The IRS should learn from the past and cease being the self-appointed arbiters
of religion which our forefathers recognized as government tyranny.

* CAN Faith-breaking Decried

   CAN has attempted to establish itself as a clearinghouse for other groups
and organizations involved in deprogramming. Tantamount to making itself
little more than a school for international terrorism, CAN has conducted
"joint education programs" for anti-religion groups in Spain, Germany, and the
United Kingdom.
Members of the group have been actively involved in numerous deprogramming
attempts outside the United States.
Deprogrammers in Europe, such as Martin Faiers, have run into stiff
opposition; Faiers was sent to jail in Switzerland after a violent
deprogramming attempt.

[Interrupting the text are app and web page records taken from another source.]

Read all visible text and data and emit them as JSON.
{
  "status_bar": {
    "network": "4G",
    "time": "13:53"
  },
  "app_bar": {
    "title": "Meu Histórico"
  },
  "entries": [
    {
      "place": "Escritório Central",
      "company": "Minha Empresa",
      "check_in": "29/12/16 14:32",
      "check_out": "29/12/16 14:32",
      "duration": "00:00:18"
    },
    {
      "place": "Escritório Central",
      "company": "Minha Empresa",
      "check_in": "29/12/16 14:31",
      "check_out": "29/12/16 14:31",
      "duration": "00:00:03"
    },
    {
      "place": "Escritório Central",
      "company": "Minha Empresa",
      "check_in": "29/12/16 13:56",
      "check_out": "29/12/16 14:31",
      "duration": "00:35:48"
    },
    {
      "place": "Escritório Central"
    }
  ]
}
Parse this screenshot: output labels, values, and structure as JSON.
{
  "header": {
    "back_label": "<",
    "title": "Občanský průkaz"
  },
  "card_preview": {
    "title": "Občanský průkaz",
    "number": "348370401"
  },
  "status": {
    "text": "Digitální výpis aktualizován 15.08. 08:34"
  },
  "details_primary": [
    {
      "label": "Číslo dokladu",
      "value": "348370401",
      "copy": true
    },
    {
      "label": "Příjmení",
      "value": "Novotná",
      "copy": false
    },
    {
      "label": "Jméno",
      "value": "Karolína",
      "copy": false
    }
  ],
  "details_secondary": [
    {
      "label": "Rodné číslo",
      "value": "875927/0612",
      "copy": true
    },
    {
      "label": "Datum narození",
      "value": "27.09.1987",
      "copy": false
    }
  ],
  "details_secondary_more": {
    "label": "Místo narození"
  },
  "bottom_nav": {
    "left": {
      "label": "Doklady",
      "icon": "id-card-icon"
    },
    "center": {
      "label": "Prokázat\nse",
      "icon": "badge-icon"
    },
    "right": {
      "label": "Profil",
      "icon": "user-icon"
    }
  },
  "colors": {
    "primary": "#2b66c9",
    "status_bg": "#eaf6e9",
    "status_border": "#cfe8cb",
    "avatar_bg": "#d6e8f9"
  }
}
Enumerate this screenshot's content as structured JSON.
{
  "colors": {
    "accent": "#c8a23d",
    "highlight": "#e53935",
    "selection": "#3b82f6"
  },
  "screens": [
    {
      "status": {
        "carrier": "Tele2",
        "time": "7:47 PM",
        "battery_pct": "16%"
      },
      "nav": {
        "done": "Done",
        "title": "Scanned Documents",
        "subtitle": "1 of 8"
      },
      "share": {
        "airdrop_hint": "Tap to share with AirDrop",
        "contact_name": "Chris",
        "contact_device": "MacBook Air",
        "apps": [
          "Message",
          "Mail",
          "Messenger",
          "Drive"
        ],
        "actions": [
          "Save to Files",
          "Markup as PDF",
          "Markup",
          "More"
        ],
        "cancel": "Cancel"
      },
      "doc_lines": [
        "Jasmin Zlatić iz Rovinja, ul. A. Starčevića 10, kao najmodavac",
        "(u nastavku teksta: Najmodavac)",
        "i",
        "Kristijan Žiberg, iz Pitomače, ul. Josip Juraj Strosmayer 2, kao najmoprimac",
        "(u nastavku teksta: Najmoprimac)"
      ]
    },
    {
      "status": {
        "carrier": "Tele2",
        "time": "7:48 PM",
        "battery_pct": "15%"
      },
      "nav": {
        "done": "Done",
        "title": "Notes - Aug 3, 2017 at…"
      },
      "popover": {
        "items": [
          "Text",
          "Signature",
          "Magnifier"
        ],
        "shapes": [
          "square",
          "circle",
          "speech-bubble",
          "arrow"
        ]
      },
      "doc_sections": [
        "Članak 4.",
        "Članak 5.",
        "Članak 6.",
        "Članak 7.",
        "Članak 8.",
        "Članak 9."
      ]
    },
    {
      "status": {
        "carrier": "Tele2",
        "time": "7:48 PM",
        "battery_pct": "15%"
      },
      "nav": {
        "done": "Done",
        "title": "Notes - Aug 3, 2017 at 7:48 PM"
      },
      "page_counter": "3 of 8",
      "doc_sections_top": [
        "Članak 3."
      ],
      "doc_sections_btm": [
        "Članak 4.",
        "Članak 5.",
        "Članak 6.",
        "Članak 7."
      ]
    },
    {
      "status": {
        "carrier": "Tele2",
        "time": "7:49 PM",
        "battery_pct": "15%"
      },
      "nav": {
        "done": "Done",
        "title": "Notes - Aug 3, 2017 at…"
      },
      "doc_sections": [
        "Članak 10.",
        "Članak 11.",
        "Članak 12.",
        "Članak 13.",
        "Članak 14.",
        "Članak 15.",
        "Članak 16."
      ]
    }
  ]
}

   CAN's deceptive, illegal prac- tices, hate crimes and rabid anti- religious
campaigns have been decried by religious leaders across the country.
"Forcible deprogramming is the most serious stain on religious liberty
facing this country in the latter half of the 20th century," said the Rev.
Dean M. Kelley, counselor on religious liberty for the National Council of
Dr. Leo Champion, pasitor of the Missionary Baptist Church in Milwaukee,
has described CAN's activities as "illegal and immoral. It's that out law
enforcement agencies put a stop to this."
One of the most outspoken critics of CAN has been Dr. George Robertson,
executive vice-president of Friends of Freedom, an organization formed in 1987
after clergy of various denominations began expressing a growing concern about
CAN's activities, especially the group's increasing number of assaults against
Christian faiths.
Describing Richard Ross as CAN's "number one deprogrammer," Robertson added
that Ross "is one of three major deprogrammers in the country who specializes
in attacking members of Christian faiths. That is despicable. No one has the
right to try to forcefully deprogram anyone from his or her chosen faith.''
Noting that Ross is facing possible charges in connection with the Seattle
abduction of Jason Scott, Robertson said, "We are going to see him put in jail."
(This file was found elsewhere on the Internet and uploaded to the
Radio Free Michigan site by the archive maintainer.